“The government of Tanzania owns about 101 buildings and plots around the world, most of them in prime areas in major capitals (in Lusaka alone, we own 11 buildings and plots),” Minister Makamba added.

Tanzania Towers part of grand plan to earn forex from foreign capitals

Currently, Tanzania is spending about $11.07 million (TZS29 billion) per annum to meet rental costs for embassy offices and embassy staff housing around the world. In the new plan, however, the government will instead earn about $13.75 million (TZS36 billion) per year from these investments in Nairobi, Lusaka, and other targeted capitals where authorities are setting up their buildings.

At the Nairobi launch of Tanzania Towers, which will house the country’s embassy, minister Makamba was joined by his counterpart in Kenya Musalia Mudavadi. Also present was East Africa Community Minister Peninah Malonza, Deogratius John Ndejembi – Minister in the PMO, Members of Parliament, and a leadership team from the NSSF.

“In the new strategy, which the government approved recently, we seek to use professional and world-class real estate entities to develop these assets to earn income for the government and uplift the quality of our embassies and embassy staff housing,” Minister Makamba explained.

“We are delighted that NSSF management, investment committee, and the whole board have found this investment profitable,” he added.

Tanzania’s move to set up an iconic building in Kenya comes at a time when a survey shows a trend in the surge in demand for Environmental Social and Governance-compliant offices driven by multinational corporations.

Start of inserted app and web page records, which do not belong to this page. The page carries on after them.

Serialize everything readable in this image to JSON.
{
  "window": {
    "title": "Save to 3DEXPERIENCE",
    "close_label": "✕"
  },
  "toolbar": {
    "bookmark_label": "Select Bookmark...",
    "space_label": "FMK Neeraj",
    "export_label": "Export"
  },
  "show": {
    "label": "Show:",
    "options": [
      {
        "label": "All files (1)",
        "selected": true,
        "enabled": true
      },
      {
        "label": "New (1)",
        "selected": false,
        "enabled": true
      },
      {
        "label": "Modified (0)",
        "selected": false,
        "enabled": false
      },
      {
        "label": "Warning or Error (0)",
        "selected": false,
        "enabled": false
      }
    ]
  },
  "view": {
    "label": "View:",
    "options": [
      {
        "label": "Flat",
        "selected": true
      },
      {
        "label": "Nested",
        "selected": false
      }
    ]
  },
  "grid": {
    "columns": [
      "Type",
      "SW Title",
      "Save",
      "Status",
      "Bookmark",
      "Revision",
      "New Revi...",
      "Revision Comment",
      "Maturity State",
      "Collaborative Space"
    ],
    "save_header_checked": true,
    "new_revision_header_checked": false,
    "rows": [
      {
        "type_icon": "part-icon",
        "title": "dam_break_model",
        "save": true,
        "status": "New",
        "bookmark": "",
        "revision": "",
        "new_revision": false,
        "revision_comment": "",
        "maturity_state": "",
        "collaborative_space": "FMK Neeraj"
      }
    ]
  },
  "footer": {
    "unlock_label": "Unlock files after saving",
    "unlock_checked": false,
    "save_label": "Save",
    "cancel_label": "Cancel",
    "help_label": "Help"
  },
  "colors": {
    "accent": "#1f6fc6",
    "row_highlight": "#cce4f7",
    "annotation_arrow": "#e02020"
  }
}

Tanzania’s move to set up an iconic building in Kenya marks a significant step in cross-border investments within East Africa. Lately, there is a growing trend among multinational corporations seeking Environmental, Social, and Governance (ESG)-compliant offices, reflecting a broader shift in corporate priorities towards sustainability and ethical operations.

Read also: Africa to benefit as global investors increase ESG investments in 2024

The evolving landscape of Nairobi’s office space segment

As this demand surges, key insights from the Q3 Knight Frank Africa Offices Market Dashboard report shed light on the evolving landscape of office space in Nairobi, highlighting both opportunities and challenges.

Throughout the latter half of 2023, monthly prime office rents in Nairobi have plateaued at $13 per square metre. This stagnation is primarily due to an enduring oversupply of office spaces coupled with a challenging macroeconomic environment.

The persistent economic hurdles have prompted many organizations to deprioritize new office space acquisitions, focusing instead on operational efficiency and cost management initiatives.

Consequently, the average occupancy rates have dipped from 75 percent in the same period in 2022 to 72 percent, underscoring the impact of economic pressures on the real estate market.

In response to these economic challenges, Nairobi has seen a significant rise in the adoption of co-working spaces, driven by the need for cost-efficient workspace solutions, particularly in an economy grappling with a nearly 24 percent depreciation of the local currency against the US dollar in 2023.

Co-working arrangements offer a practical solution by distributing office space costs among multiple occupants, thereby lowering overhead expenses. This collaborative approach not only supports businesses in managing costs but also fosters a dynamic and flexible work environment.

Parallel to the trend toward co-working spaces is the heightened demand for ESG-compliant offices, a preference prominently exhibited by multinational corporations. These organizations are increasingly prioritizing sustainability and ethical standards in their operations, leading to a growing need for office spaces to adhere to ESG principles.

At the moment, Nairobi’s Westlands area has emerged as the preferred location for such offices, with an abundant supply of Grade A office spaces making it an attractive hub for businesses seeking environments that align with their ESG commitments.

#Tanzania #Towers #Nairobis #22Storey #Landmark

Leave a Reply

Your email address will not be published. Required fields are marked *